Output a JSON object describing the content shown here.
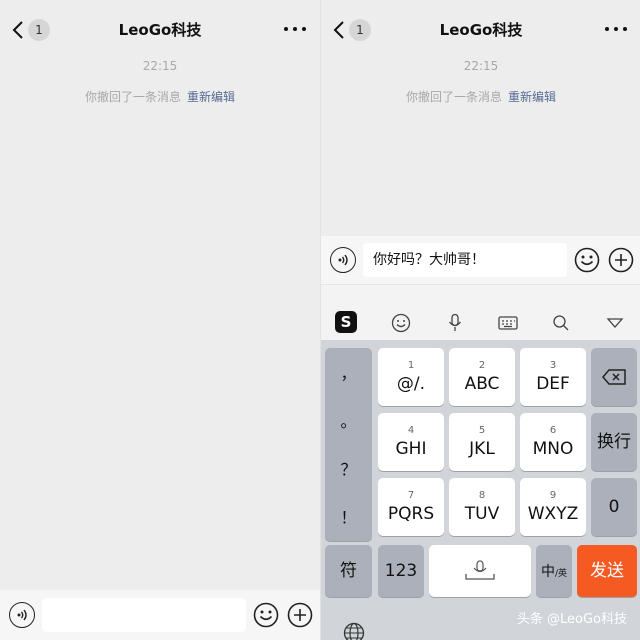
{
  "left": {
    "nav": {
      "back_badge": "1",
      "title": "LeoGo科技"
    },
    "time": "22:15",
    "system_msg": {
      "text": "你撤回了一条消息",
      "edit": "重新编辑"
    },
    "input": {
      "value": ""
    }
  },
  "right": {
    "nav": {
      "back_badge": "1",
      "title": "LeoGo科技"
    },
    "time": "22:15",
    "system_msg": {
      "text": "你撤回了一条消息",
      "edit": "重新编辑"
    },
    "input": {
      "value": "你好吗？大帅哥！"
    },
    "ime_toolbar": {
      "logo": "S",
      "icons": [
        "emoji-icon",
        "mic-icon",
        "keyboard-icon",
        "search-icon",
        "collapse-icon"
      ]
    },
    "keyboard": {
      "punctuation": [
        "，",
        "。",
        "？",
        "！"
      ],
      "keys": [
        {
          "num": "1",
          "label": "@/."
        },
        {
          "num": "2",
          "label": "ABC"
        },
        {
          "num": "3",
          "label": "DEF"
        },
        {
          "num": "4",
          "label": "GHI"
        },
        {
          "num": "5",
          "label": "JKL"
        },
        {
          "num": "6",
          "label": "MNO"
        },
        {
          "num": "7",
          "label": "PQRS"
        },
        {
          "num": "8",
          "label": "TUV"
        },
        {
          "num": "9",
          "label": "WXYZ"
        }
      ],
      "newline": "换行",
      "zero": "0",
      "symbols": "符",
      "num123": "123",
      "lang": "中",
      "lang_sub": "/英",
      "send": "发送"
    },
    "watermark": "头条 @LeoGo科技"
  },
  "colors": {
    "accent_link": "#576b95",
    "send": "#f45a22",
    "background": "#ededed"
  }
}
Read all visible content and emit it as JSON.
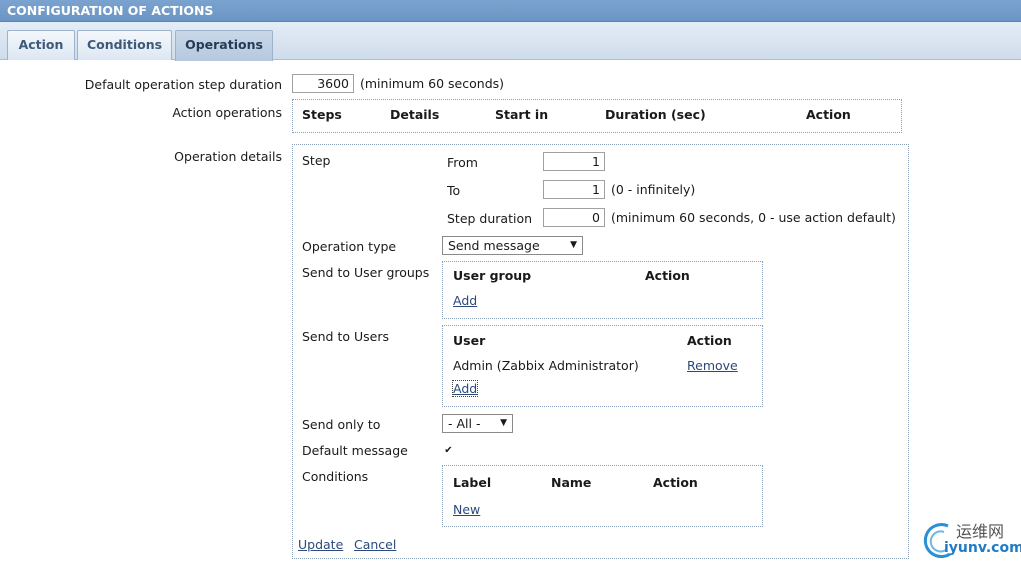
{
  "window": {
    "title": "CONFIGURATION OF ACTIONS"
  },
  "tabs": [
    {
      "label": "Action"
    },
    {
      "label": "Conditions"
    },
    {
      "label": "Operations"
    }
  ],
  "form": {
    "default_step_duration": {
      "label": "Default operation step duration",
      "value": "3600",
      "hint": "(minimum 60 seconds)"
    },
    "action_operations": {
      "label": "Action operations",
      "columns": [
        "Steps",
        "Details",
        "Start in",
        "Duration (sec)",
        "Action"
      ]
    },
    "operation_details": {
      "label": "Operation details",
      "step_label": "Step",
      "from": {
        "label": "From",
        "value": "1"
      },
      "to": {
        "label": "To",
        "value": "1",
        "hint": "(0 - infinitely)"
      },
      "step_duration": {
        "label": "Step duration",
        "value": "0",
        "hint": "(minimum 60 seconds, 0 - use action default)"
      },
      "operation_type": {
        "label": "Operation type",
        "selected": "Send message"
      },
      "user_groups": {
        "label": "Send to User groups",
        "columns": [
          "User group",
          "Action"
        ],
        "add": "Add"
      },
      "users": {
        "label": "Send to Users",
        "columns": [
          "User",
          "Action"
        ],
        "rows": [
          {
            "user": "Admin (Zabbix Administrator)",
            "action": "Remove"
          }
        ],
        "add": "Add"
      },
      "send_only_to": {
        "label": "Send only to",
        "selected": "- All -"
      },
      "default_message": {
        "label": "Default message",
        "checked": true
      },
      "conditions": {
        "label": "Conditions",
        "columns": [
          "Label",
          "Name",
          "Action"
        ],
        "new": "New"
      },
      "update": "Update",
      "cancel": "Cancel"
    }
  },
  "watermark": {
    "top": "运维网",
    "bottom": "iyunv.com"
  },
  "colors": {
    "titlebar": "#6b95c4",
    "link": "#2b4a7b",
    "tab_active": "#b5c9de"
  }
}
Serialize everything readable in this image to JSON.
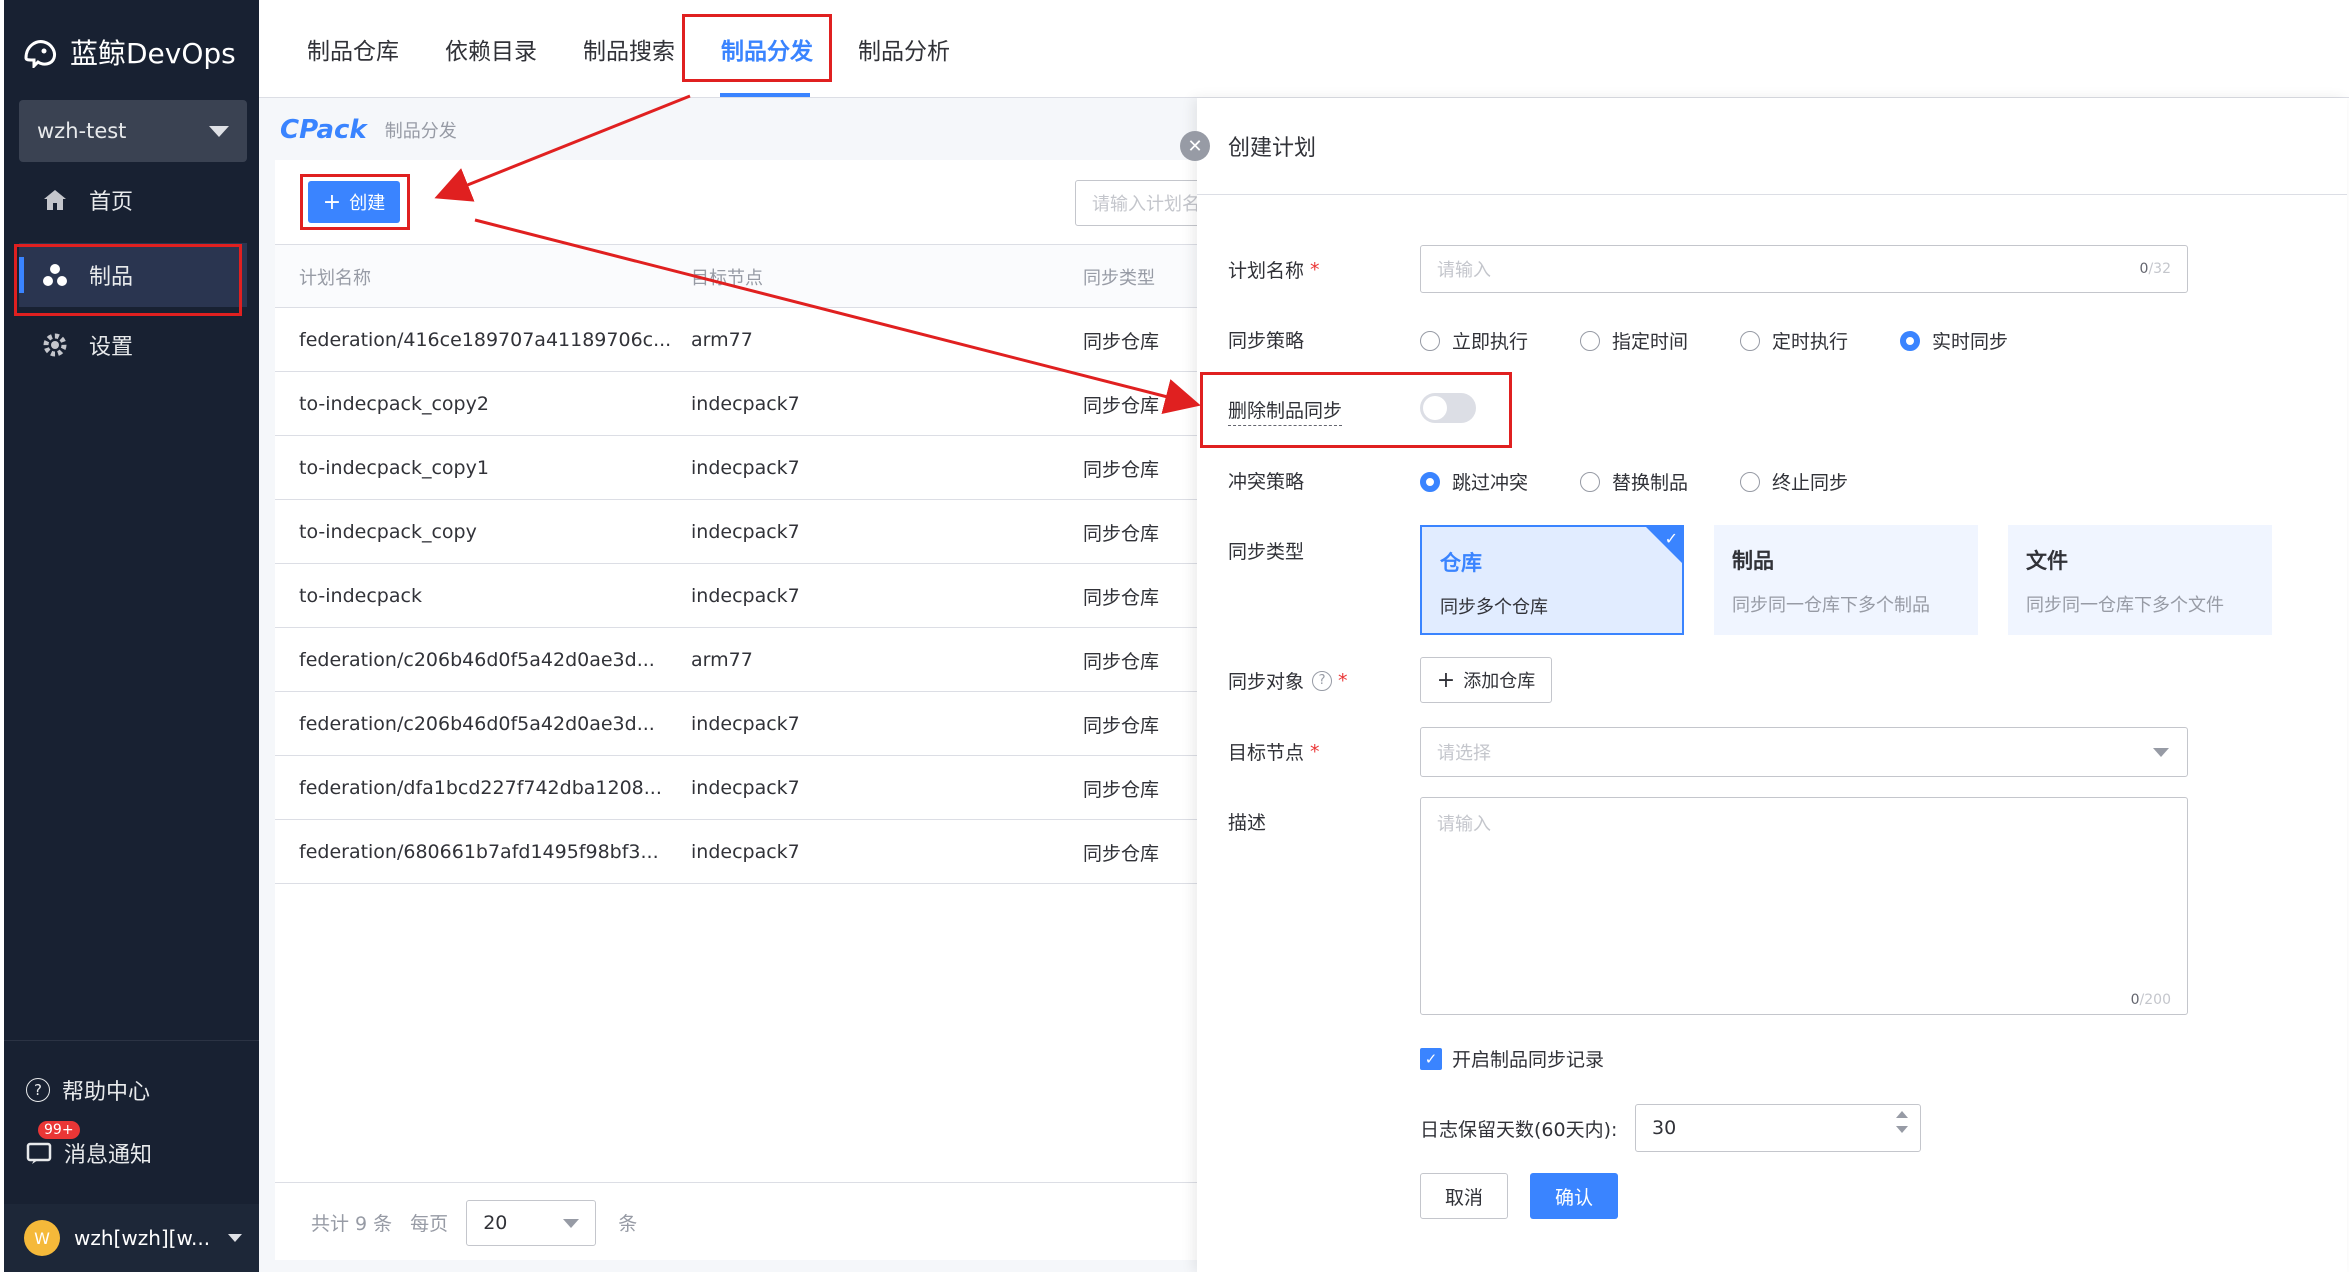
{
  "brand": {
    "name": "蓝鲸DevOps"
  },
  "project": {
    "name": "wzh-test"
  },
  "sidebar": {
    "items": [
      {
        "label": "首页",
        "icon": "home-icon"
      },
      {
        "label": "制品",
        "icon": "artifact-icon",
        "active": true
      },
      {
        "label": "设置",
        "icon": "gear-icon"
      }
    ],
    "help": "帮助中心",
    "notify": "消息通知",
    "notify_badge": "99+",
    "user": "wzh[wzh][w...",
    "user_initial": "W"
  },
  "topnav": {
    "tabs": [
      {
        "label": "制品仓库"
      },
      {
        "label": "依赖目录"
      },
      {
        "label": "制品搜索"
      },
      {
        "label": "制品分发",
        "active": true
      },
      {
        "label": "制品分析"
      }
    ]
  },
  "breadcrumb": {
    "logo": "CPack",
    "page": "制品分发"
  },
  "list": {
    "create_label": "创建",
    "search_placeholder": "请输入计划名",
    "columns": [
      "计划名称",
      "目标节点",
      "同步类型"
    ],
    "rows": [
      [
        "federation/416ce189707a41189706c...",
        "arm77",
        "同步仓库"
      ],
      [
        "to-indecpack_copy2",
        "indecpack7",
        "同步仓库"
      ],
      [
        "to-indecpack_copy1",
        "indecpack7",
        "同步仓库"
      ],
      [
        "to-indecpack_copy",
        "indecpack7",
        "同步仓库"
      ],
      [
        "to-indecpack",
        "indecpack7",
        "同步仓库"
      ],
      [
        "federation/c206b46d0f5a42d0ae3d...",
        "arm77",
        "同步仓库"
      ],
      [
        "federation/c206b46d0f5a42d0ae3d...",
        "indecpack7",
        "同步仓库"
      ],
      [
        "federation/dfa1bcd227f742dba1208...",
        "indecpack7",
        "同步仓库"
      ],
      [
        "federation/680661b7afd1495f98bf3...",
        "indecpack7",
        "同步仓库"
      ]
    ],
    "pager": {
      "total": "共计 9 条",
      "per_page_label": "每页",
      "per_page": "20",
      "unit": "条"
    }
  },
  "panel": {
    "title": "创建计划",
    "fields": {
      "name": {
        "label": "计划名称",
        "placeholder": "请输入",
        "count": "0",
        "max": "/32"
      },
      "strategy": {
        "label": "同步策略",
        "options": [
          "立即执行",
          "指定时间",
          "定时执行",
          "实时同步"
        ],
        "selected": 3
      },
      "delete_sync": {
        "label": "删除制品同步",
        "enabled": false
      },
      "conflict": {
        "label": "冲突策略",
        "options": [
          "跳过冲突",
          "替换制品",
          "终止同步"
        ],
        "selected": 0
      },
      "sync_type": {
        "label": "同步类型",
        "cards": [
          {
            "title": "仓库",
            "desc": "同步多个仓库",
            "selected": true
          },
          {
            "title": "制品",
            "desc": "同步同一仓库下多个制品"
          },
          {
            "title": "文件",
            "desc": "同步同一仓库下多个文件"
          }
        ]
      },
      "target": {
        "label": "同步对象",
        "add_label": "添加仓库"
      },
      "node": {
        "label": "目标节点",
        "placeholder": "请选择"
      },
      "desc": {
        "label": "描述",
        "placeholder": "请输入",
        "count": "0",
        "max": "/200"
      },
      "record": {
        "label": "开启制品同步记录",
        "checked": true
      },
      "retention": {
        "label": "日志保留天数(60天内):",
        "value": "30"
      }
    },
    "cancel_label": "取消",
    "confirm_label": "确认"
  },
  "colors": {
    "primary": "#3a84ff",
    "sidebar_bg": "#182132",
    "annotation": "#e02020"
  }
}
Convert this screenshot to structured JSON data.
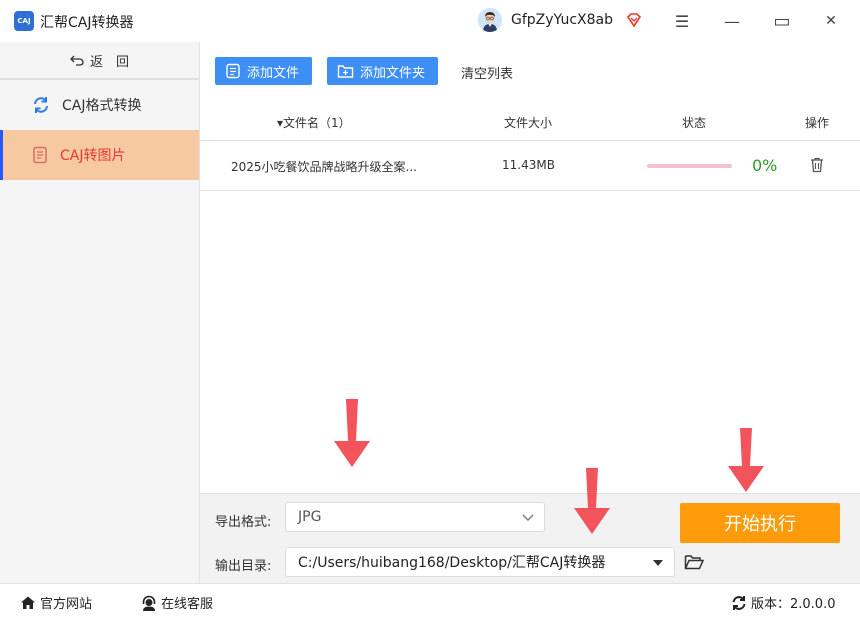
{
  "titlebar": {
    "logo_text": "CAJ",
    "app_title": "汇帮CAJ转换器",
    "user_name": "GfpZyYucX8ab",
    "menu_glyph": "☰",
    "minimize_glyph": "—",
    "maximize_glyph": "▭",
    "close_glyph": "✕"
  },
  "sidebar": {
    "back_label": "返　回",
    "items": [
      {
        "label": "CAJ格式转换",
        "icon": "refresh-icon"
      },
      {
        "label": "CAJ转图片",
        "icon": "document-icon",
        "active": true
      }
    ]
  },
  "toolbar": {
    "add_file_label": "添加文件",
    "add_folder_label": "添加文件夹",
    "clear_list_label": "清空列表"
  },
  "table": {
    "headers": {
      "filename": "▾文件名（1）",
      "filesize": "文件大小",
      "status": "状态",
      "actions": "操作"
    },
    "rows": [
      {
        "filename": "2025小吃餐饮品牌战略升级全案...",
        "filesize": "11.43MB",
        "progress": 0,
        "progress_text": "0%"
      }
    ]
  },
  "settings": {
    "format_label": "导出格式:",
    "format_value": "JPG",
    "output_label": "输出目录:",
    "output_value": "C:/Users/huibang168/Desktop/汇帮CAJ转换器",
    "start_label": "开始执行"
  },
  "statusbar": {
    "website_label": "官方网站",
    "support_label": "在线客服",
    "version_label": "版本：2.0.0.0"
  },
  "colors": {
    "accent_blue": "#3d8ef5",
    "start_orange": "#ff9a0a",
    "active_bg": "#f6c9a3",
    "active_text": "#e8392f",
    "arrow_red": "#f2545b",
    "progress_green": "#2b9a2b"
  }
}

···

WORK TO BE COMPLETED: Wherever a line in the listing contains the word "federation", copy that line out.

EXERCISE ANSWER:
        "federation/416ce189707a41189706c...",
        "federation/c206b46d0f5a42d0ae3d...",
        "federation/c206b46d0f5a42d0ae3d...",
        "federation/dfa1bcd227f742dba1208...",
        "federation/680661b7afd1495f98bf3...",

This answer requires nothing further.